World Ostracoda Database
What is an ostracod?
Ostracods are amazing small crustaceans, which inhabit virtually all aquatic environments on Earth. The group is characterized by a body completely enclosed between two valves which in many species occur as calcified “shells”. Thus, they have a "seed"-like appearance, and therefore are also known by the term "seed shrimps" or "mussel shrimps". Ostracods range from warm waters of the tropics to very cold environments such polar seas and are found from intertidal zones to many thousands of metres depth in the deep sea They are also adapted to freshwater niches such as rivers, lakes and even temporary ponds. Most species reproduce sexually but some of them reproduce asexually by parthenogenesis.
Ostracods are generally tiny animals, with a body length mostly ranging from 0.2 mm to 2.0 mm. The planktonic genus Gigantocypris can, however, reach 32mm in length. Characteristically ostracods have eight pairs of appendages (though they can be fewer in number), which function mostly in feeding, locomotion and for sensory purposes.
Because ostracods have a calcified carapace they have a high preservational capacity. They are by far the most abundant arthropods in the fossil record, occurring in countless numbers at more or less all stratgraphic records from at least the Ordovician onwards. Their soft-parts have even been found in 450 million-year-old rocks. Ostracods have utility: they are used to date and correlate rock sequences world-wide, and are good palaeoenvironmental indicators, revealing information on, for example, palaeobathymetry, palaeosalinity and palaeoclimatic changes of our planet throuph time. Interestingly, ostracods have survived the 5 ‘big extinctions’ of life that have occurred over the last 540 million years, and have also survived in zero gravity for 4 months in the Russian Mir space station! For other interesting facts about ostracods see Williams et al. (2015).
The class encloses over 33,000 described species and subspecies (see Kempf Ostracoda Database for details), and many more species remain unknown to science. There are two subclasses with living representatives: Myodocopa and Podocopa. The first subclass is exclusive to marine environments, but occupies the benthos as well as the plankton, while podocopans occur in marine, brackish and freshwater environments and occupies almost exclusively benthos (but also the benthopelagic zone).
This World Ostracoda Database is part of the World Register of Marine Species (WoRMS), a global initiative to provide a register of all names of marine organisms living today (or extinct since a geologically short time). But the World Ostracoda Databasealso includes freshwater and fossil taxa.
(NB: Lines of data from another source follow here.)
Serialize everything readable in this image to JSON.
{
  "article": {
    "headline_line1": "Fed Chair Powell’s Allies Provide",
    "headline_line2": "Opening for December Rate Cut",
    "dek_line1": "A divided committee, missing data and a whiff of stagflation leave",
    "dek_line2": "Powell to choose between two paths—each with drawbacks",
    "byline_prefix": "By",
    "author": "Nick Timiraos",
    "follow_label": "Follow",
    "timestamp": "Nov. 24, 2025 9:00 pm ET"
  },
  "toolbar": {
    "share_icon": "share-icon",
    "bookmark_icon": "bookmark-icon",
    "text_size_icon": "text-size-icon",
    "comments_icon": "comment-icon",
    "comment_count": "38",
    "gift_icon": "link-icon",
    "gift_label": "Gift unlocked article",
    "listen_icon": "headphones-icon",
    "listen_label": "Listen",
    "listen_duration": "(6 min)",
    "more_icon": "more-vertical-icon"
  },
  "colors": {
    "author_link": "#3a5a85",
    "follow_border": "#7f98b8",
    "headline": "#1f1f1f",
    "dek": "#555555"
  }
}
The present database has the following objectives:
- to provide an authoritative list of the world's Ostracoda taxa (species, genera, families…), with focus on the recent taxa, but also with information on fossils,
- to provide a list of papers published on ostracods, and
- to provide a base link to other online databases.
- Angel, Martin V.: Halocyprida, Myodocopida
- Karanovic, Ivana: Cypridoidea, Cytherocopina, Darwinulocopina, Myodocopa
- Meidla, Tõnu: Eridostraca, Incertae sedis, Leiocopa, Leperditelloidea, Leperditicopa, Palaeocopa, Podocopa
- Perrier, Vincent: Incertae sedis, Myodocopa
New editors are very welcome!
Currently, there are 10,288 accepted species in the database, among 14,756 species and 20,629 taxa names.
Acceptance is an editorial decision, but we acknowledge that such decisions need to be re-examined frequently in the light of new information. If you disagree with synonymies, generic assignments or higher level systematics, or if you find any omission, mistake, or merely a typo, please send us your argument supported opinion. We intend to update this database frequently, so that your corrections will be incorporated.
CitationUsage of data from the World Ostracoda Database in scientific publications should be acknowledged by citing as follows:
If the data from the World Ostracoda Database constitute a substantial proportion of the records used in analyses, the chief editor(s) of the database should be contacted. There may be additional data which may prove valuable to such analyses.
- Brandão, S.N.; Karanovic, I. (2020). World Ostracoda Database. Accessed at http://www.marinespecies.org/ostracoda on 2020-10-19. doi:10.14284/364
Individual pages are individually authored and dated. These can be cited separately: the proper citation is provided at the bottom of each page.
The International Research Group on Ostracoda
An Atlas of Southern Ocean Planktonic Ostracods
Atlas of Atlantic Planktonic Ostracods
Ostracod Research at the Lake Biwa Museum, Japan